Source material Block Start

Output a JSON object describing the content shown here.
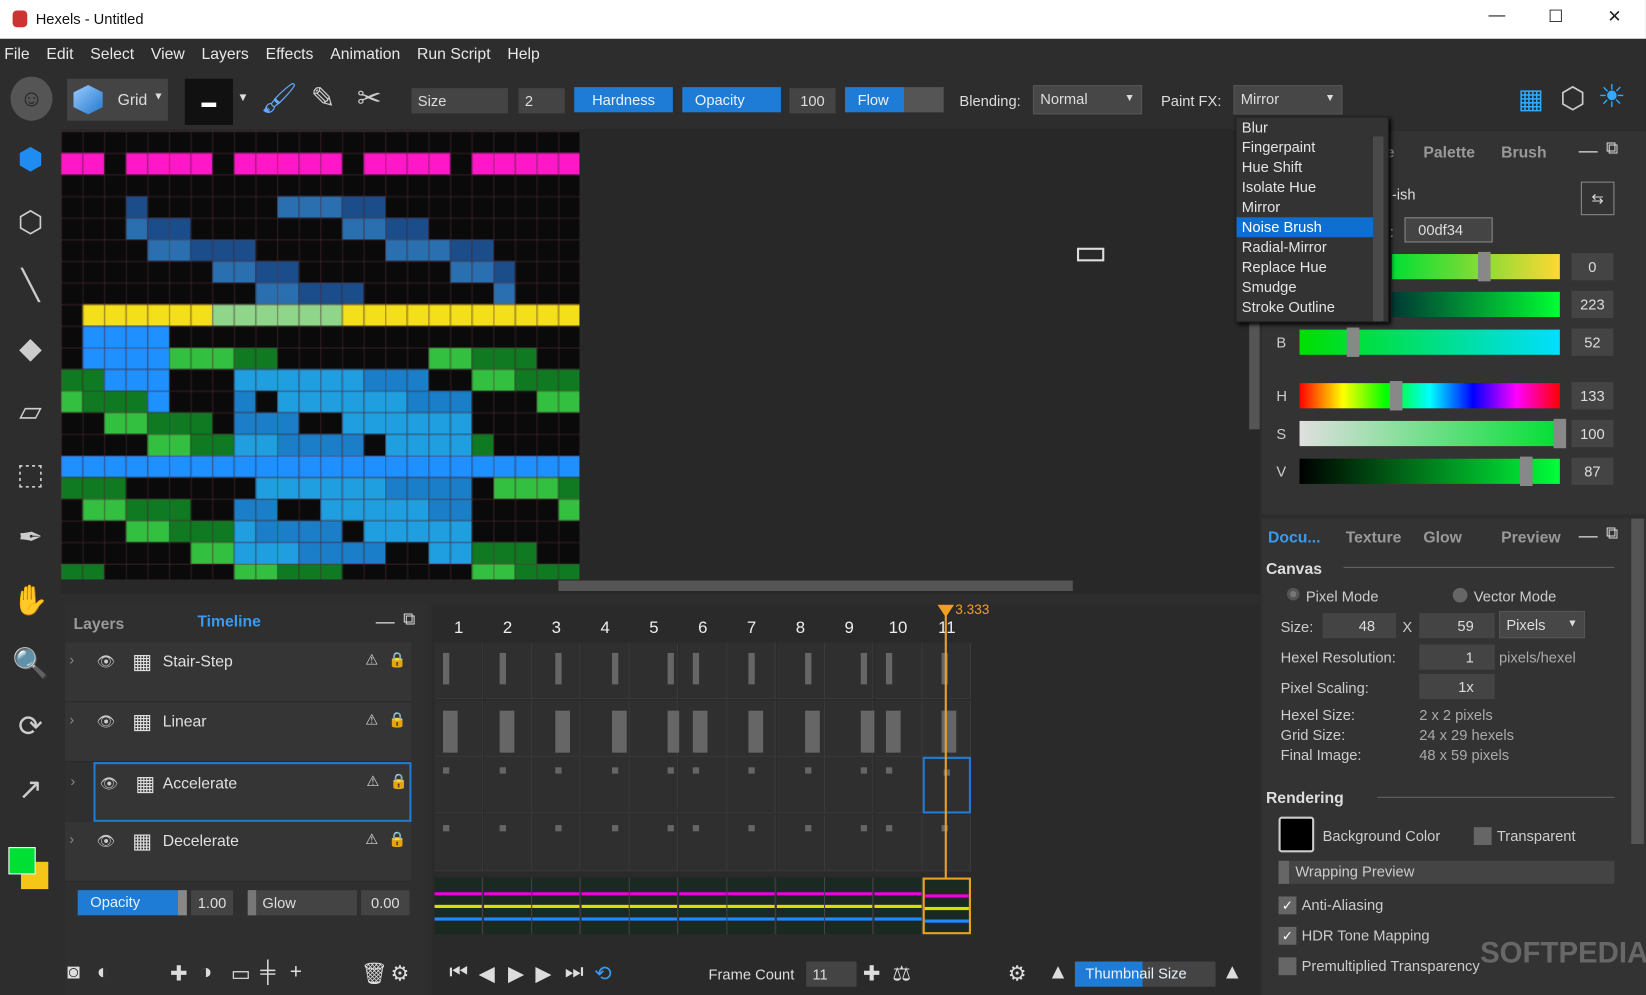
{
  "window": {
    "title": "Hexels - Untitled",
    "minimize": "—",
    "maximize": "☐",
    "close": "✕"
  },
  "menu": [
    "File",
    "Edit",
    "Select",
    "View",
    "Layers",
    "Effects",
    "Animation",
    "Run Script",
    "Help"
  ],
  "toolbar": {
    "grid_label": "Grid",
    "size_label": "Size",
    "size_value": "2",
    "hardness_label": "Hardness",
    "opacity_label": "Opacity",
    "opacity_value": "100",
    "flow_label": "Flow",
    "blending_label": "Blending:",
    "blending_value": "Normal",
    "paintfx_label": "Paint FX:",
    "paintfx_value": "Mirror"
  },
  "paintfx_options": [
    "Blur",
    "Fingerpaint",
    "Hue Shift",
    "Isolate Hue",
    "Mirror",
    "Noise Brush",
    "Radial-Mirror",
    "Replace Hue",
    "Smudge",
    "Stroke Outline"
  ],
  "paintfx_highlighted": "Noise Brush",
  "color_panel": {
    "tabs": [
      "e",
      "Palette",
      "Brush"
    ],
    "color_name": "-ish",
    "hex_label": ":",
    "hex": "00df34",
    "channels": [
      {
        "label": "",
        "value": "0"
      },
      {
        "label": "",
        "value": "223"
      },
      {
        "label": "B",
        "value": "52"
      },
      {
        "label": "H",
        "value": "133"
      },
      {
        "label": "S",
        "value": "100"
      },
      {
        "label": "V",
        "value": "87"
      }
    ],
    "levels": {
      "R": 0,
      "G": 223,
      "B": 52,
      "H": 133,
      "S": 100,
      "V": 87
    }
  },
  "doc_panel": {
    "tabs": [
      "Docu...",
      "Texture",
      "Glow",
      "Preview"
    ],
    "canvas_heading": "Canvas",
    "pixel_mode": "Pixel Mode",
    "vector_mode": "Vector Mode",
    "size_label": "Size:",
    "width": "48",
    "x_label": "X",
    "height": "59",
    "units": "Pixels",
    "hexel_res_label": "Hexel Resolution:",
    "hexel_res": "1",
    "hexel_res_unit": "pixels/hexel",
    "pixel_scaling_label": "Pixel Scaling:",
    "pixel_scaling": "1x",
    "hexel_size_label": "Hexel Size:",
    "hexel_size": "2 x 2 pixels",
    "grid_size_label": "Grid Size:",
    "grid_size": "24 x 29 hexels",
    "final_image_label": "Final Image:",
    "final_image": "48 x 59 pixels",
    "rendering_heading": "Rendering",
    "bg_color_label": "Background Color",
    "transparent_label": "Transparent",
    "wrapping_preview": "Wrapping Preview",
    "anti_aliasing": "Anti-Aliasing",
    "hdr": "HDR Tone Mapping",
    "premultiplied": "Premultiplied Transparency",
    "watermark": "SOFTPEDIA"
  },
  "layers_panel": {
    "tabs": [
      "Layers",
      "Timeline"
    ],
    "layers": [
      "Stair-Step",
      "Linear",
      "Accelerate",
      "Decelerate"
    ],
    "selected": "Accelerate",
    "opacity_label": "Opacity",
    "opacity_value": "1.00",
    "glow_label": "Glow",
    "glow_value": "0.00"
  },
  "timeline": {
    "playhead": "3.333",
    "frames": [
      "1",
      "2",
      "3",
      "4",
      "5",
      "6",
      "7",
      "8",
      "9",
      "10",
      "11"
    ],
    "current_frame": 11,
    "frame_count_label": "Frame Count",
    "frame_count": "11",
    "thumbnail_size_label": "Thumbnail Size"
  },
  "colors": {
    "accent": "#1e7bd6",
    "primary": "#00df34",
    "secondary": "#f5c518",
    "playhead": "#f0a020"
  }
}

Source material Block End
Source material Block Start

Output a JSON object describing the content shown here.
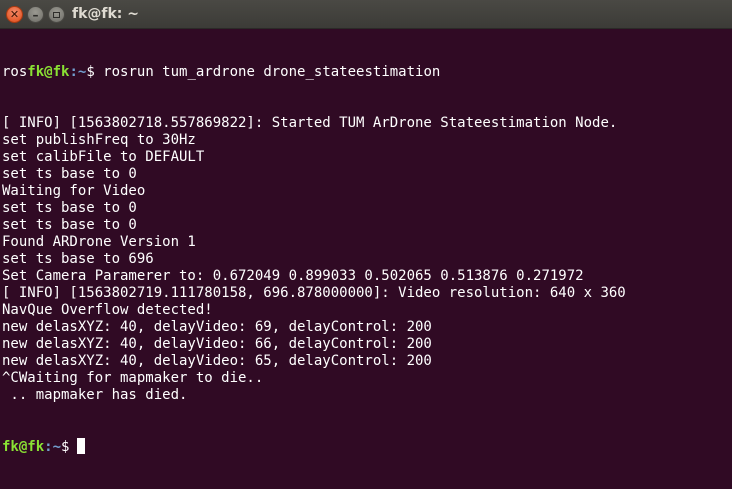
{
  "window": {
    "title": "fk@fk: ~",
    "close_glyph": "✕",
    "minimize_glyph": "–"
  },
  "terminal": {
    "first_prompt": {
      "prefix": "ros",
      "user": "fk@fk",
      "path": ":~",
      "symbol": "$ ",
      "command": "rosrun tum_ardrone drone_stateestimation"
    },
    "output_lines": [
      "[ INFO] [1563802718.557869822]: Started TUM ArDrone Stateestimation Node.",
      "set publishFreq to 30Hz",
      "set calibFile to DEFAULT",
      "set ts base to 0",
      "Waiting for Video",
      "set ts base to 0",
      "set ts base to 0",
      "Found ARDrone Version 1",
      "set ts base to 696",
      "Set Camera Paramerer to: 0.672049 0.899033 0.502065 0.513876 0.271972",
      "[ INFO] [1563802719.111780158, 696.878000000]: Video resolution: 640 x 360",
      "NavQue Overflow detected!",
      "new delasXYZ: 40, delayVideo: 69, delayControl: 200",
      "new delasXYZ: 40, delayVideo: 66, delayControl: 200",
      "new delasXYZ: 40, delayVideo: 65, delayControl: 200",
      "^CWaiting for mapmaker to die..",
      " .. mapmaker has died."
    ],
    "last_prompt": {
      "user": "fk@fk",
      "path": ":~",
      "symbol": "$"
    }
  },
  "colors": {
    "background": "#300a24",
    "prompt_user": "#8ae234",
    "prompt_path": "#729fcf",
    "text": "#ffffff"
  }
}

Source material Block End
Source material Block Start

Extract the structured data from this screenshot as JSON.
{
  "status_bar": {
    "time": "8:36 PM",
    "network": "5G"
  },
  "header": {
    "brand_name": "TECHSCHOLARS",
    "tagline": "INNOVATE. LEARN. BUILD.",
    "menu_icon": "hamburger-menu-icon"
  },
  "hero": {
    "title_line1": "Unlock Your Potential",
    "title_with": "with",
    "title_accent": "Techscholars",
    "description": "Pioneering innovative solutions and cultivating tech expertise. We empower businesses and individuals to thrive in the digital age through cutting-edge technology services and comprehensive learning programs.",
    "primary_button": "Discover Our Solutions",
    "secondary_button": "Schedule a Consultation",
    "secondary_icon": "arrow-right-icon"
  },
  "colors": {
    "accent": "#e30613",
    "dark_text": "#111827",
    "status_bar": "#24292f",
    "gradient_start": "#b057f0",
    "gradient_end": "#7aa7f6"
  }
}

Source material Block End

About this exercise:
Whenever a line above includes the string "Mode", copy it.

Answer to this problem:
    "pixel_mode": "Pixel Mode",
    "vector_mode": "Vector Mode",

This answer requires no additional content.